To avoid capture, Turpin hides behind the façade of his alias ‘John Palmer.’ Turpin is torn by issues of identity and belonging. As accomplished an outlaw as he may be, he is far from a good husband. His wife, Elizabeth, remains dutiful and kind.
Foreman exacerbates the couple’s strained relationship through Turpin’s affair with a mistress, Marie Harley. A mesmerising actress, both beautiful and guileful, Marie is a character worthy of her own novel. She also provided a counterpoint to Elizabeth.
The story is concerned with intrigue and a sense of adventure, as well as the human story of Turpin. We are introduced to Pierre Vergier, a French assassin, who we can both compare and contract with the highwayman. Tension is built as the plot develops, and I must confess that I did not see a certain twist coming.
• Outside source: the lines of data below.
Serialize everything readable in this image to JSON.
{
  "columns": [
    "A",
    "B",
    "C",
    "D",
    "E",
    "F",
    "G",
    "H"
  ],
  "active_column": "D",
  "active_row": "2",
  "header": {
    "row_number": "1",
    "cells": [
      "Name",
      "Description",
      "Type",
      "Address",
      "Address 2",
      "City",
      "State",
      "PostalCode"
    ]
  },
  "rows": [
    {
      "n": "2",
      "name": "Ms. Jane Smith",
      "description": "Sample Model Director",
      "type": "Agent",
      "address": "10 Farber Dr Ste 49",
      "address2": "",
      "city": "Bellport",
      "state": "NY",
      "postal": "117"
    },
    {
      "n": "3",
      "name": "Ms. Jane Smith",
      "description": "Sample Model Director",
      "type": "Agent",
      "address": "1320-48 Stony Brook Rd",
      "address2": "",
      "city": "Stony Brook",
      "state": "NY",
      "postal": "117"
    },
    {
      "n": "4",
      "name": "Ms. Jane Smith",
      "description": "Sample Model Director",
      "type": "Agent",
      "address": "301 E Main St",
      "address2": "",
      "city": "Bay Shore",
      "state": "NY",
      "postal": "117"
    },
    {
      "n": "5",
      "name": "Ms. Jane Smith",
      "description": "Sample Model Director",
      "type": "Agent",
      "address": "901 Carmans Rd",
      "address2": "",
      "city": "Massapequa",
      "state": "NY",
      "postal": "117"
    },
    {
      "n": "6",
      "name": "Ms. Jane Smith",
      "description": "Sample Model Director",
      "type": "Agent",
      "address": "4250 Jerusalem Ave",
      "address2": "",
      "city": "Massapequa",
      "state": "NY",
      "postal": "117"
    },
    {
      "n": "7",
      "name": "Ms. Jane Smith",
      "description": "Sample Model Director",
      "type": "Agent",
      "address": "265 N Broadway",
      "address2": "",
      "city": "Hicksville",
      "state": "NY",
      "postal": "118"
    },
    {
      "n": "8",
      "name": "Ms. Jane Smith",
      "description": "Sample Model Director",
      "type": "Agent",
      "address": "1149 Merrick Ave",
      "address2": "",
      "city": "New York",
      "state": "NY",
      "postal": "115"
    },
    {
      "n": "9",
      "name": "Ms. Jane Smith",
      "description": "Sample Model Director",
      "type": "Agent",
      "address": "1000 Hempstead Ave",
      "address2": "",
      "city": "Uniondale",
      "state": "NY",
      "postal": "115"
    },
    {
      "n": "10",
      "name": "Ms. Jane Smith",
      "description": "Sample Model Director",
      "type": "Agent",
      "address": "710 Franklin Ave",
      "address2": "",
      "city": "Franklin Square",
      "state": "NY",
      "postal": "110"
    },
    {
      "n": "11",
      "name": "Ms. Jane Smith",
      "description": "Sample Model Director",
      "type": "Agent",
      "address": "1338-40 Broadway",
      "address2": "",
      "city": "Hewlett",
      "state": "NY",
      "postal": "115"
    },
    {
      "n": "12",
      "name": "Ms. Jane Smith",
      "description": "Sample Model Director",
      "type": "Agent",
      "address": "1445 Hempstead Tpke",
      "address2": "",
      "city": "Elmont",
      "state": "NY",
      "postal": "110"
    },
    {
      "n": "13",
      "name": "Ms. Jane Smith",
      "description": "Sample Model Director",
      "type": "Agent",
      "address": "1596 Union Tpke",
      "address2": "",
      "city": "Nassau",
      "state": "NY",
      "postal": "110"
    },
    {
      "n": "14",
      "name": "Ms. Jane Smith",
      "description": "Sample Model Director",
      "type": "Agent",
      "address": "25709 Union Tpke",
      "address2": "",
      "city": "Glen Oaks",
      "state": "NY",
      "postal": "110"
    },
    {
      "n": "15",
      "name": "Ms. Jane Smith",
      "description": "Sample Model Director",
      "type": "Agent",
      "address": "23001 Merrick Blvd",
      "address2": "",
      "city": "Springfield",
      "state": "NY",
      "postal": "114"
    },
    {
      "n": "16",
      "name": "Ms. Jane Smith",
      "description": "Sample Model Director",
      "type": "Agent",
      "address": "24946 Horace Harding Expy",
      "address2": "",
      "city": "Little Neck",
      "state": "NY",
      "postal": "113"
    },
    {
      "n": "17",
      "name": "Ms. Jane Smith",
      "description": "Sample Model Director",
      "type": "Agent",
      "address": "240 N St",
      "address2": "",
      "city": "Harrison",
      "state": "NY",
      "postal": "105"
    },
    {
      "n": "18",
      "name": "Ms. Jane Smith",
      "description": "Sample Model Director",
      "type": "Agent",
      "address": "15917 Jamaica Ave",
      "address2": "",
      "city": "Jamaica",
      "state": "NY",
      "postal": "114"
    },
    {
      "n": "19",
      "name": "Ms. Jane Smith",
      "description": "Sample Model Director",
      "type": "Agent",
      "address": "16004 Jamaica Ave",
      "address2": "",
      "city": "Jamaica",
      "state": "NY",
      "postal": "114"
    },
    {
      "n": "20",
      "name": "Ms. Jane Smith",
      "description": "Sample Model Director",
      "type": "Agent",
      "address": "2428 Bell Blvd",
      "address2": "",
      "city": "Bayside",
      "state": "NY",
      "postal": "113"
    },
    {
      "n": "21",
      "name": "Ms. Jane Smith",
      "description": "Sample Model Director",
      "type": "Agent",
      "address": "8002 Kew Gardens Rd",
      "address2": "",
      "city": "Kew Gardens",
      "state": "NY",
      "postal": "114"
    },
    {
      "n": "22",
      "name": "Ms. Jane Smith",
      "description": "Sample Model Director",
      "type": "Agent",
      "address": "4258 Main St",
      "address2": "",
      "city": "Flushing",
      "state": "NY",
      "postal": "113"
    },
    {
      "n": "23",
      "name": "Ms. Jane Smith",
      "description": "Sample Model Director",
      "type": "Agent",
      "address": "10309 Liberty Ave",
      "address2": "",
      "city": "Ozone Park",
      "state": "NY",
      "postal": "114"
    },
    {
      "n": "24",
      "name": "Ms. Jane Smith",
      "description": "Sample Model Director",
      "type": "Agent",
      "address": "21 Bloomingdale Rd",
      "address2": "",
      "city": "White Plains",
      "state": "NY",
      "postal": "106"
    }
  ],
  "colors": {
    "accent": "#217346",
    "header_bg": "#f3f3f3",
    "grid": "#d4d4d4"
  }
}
Foreman is particularly successful in creating a vivid, realistic setting in relation to eighteenth-century London. The author skilfully juxtaposes the affluence of London with its darker alleyways. The book isn’t shy about highlighting the criminality, poverty, alcoholism, prostitution, and venereal disease that plagued the capital during the period.
Turpin’s Assassin is a smart piece of historical fiction, interweaving crime, history and romance. The novel is also not short of a comical edge. The prose is peppered with witty one-liners and sarcastic dialogue. Foreman’s Turpin is a dark, brooding yet humane and gripping character – the hero, or anti-hero, of one of the paciest and most enjoyable novels you will read this year.